Then we turn to the biggy. The children who are not capable of being adopted. The children who the readers of newspapers do not know exist, and the children who politicians have no desire to educate anyone about, even when bleating and hang wringing.

These kids could only aspire to be the ‘feral youth’ the government told us existed during the rioting in the summer. They are forgotten, uncared about and written off before puberty, never mind adulthood.

Kids who end up adopted are care kids. Care kids are abused kids. Lose the romanticised image of kids who are adopted being pink, plump, perfect swaddled babies, given up voluntarily by parents who recognise they can’t look after them, wishing for a better life for them.

These are kids who, if lucky, have ‘only’ been neglected. Kids who come from neglect are largely the ones who require the least work to get them to a stage where they don’t frighten prospective adopters.
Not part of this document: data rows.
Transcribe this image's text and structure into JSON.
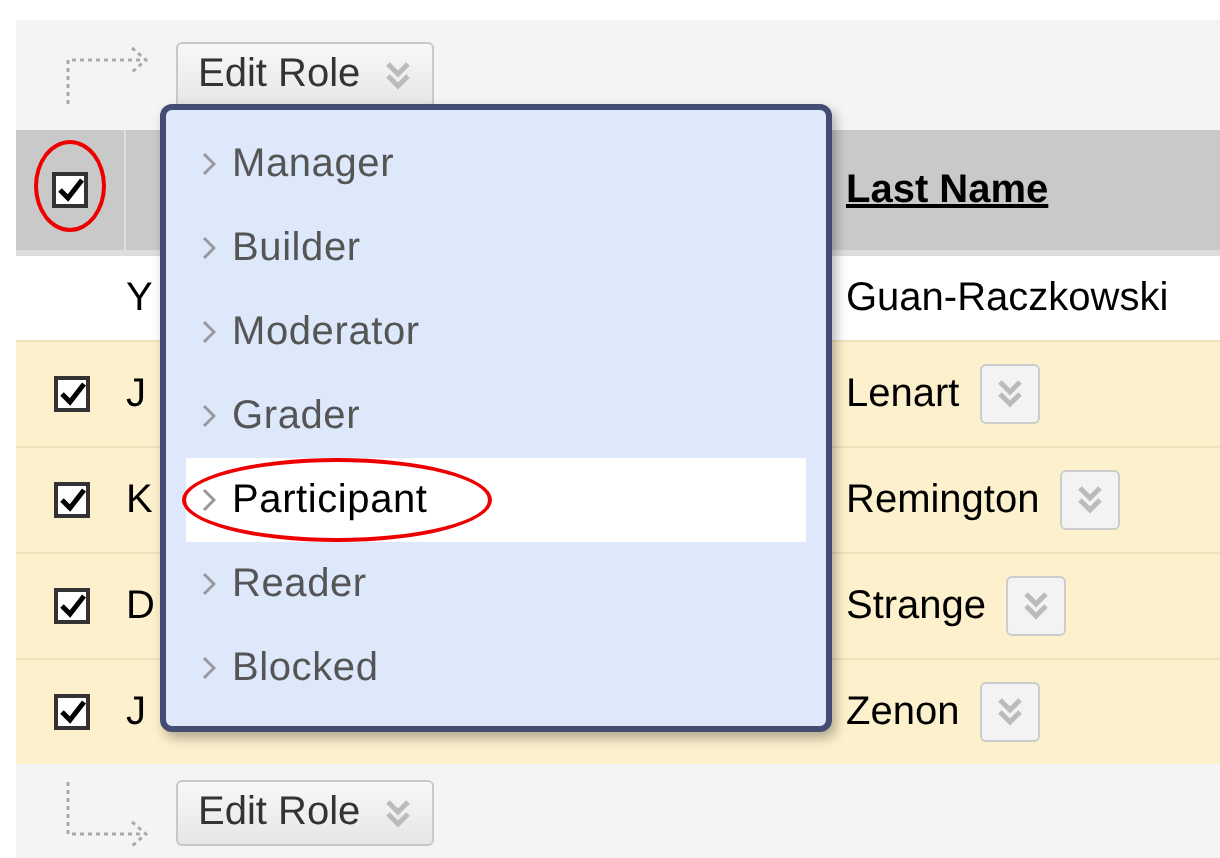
{
  "top_toolbar": {
    "button": "Edit Role"
  },
  "table": {
    "header": {
      "checked": true,
      "circled": true,
      "last_name": "Last Name"
    },
    "rows": [
      {
        "kind": "plain",
        "first_name": "Y",
        "last_name": "Guan-Raczkowski"
      },
      {
        "kind": "selectable",
        "checked": true,
        "first_name": "J",
        "last_name": "Lenart"
      },
      {
        "kind": "selectable",
        "checked": true,
        "first_name": "K",
        "last_name": "Remington"
      },
      {
        "kind": "selectable",
        "checked": true,
        "first_name": "D",
        "last_name": "Strange"
      },
      {
        "kind": "selectable",
        "checked": true,
        "first_name": "J",
        "last_name": "Zenon"
      }
    ]
  },
  "role_menu": {
    "items": [
      {
        "label": "Manager",
        "selected": false,
        "circled": false
      },
      {
        "label": "Builder",
        "selected": false,
        "circled": false
      },
      {
        "label": "Moderator",
        "selected": false,
        "circled": false
      },
      {
        "label": "Grader",
        "selected": false,
        "circled": false
      },
      {
        "label": "Participant",
        "selected": true,
        "circled": true
      },
      {
        "label": "Reader",
        "selected": false,
        "circled": false
      },
      {
        "label": "Blocked",
        "selected": false,
        "circled": false
      }
    ]
  },
  "bottom_toolbar": {
    "button": "Edit Role"
  }
}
Affordable work, that doesn’t take too long, so they get it quickly. They will be a large proportion of the 3,050 who were adopted.

The kids who have been subjected to emotional, physical or sexual abuse? Well, they are pretty much written off. Of course, the overall plan is for adoption – to achieve a new family and stability for them is on everyone’s wish list. But when their method of demonstrating they are in pain and need help is smearing faeces on the wall, or destroying anything they come into contact with, or lashing out at younger children, well, they are pretty hard to place. And they require a lot of work, usually long term. Which costs money. More money than most local authorities can afford.

So they don’t get placed. If they are lucky they may get some of the work the experts identified for them before they leave care. If not? Well, eventually they hit 10. When they act out at 10, the local authority start calling the police, and the kids eventually end up going through the criminal process, and that is it. Game over: let the new cycle begin – that of offending, substance abuse, having kids of their own that are taken into care.

The government’s answer? They are going to force every local authority to publish:

  • How many children get adopted;
  • How long it takes to get adopted;
  • How successful their foster care placements are;
  • How well they do at school.

Great. Can you see in that list ‘more money for the necessary theraputic work to ensure more children are capable of being adopted’? No, me either. But hey, we’ll get some numbers, the Daily Mail can be outraged at ‘failing’ authorities, and the government can wring their collective hands a bit more. Oh and protip: the ‘failing’ authorities will be the most deprived authorities – the ones who take more kids into care due to child abuse and the correlation with substance abuse and deprivation, and have the least money to get them adoption ready.

One of two things will happen. Local authorities will resign themselves to be deemed as ‘failing’; unable to fight the government PR machine. Or, they will place children with unprepared, unsuitable adopters. Folk whose hearts are in the right place, but not able to cope with the reality of a care kid. Then the adoption will break down, and we end up with an absolutely broken child, back on the care scrapheap.

So, when Mr Cameron tells you of his horror at the 4.65% of children who are adopted, ask him about the 95.35%. They are the ones who we should be very concerned about.

*Figures from the Guardian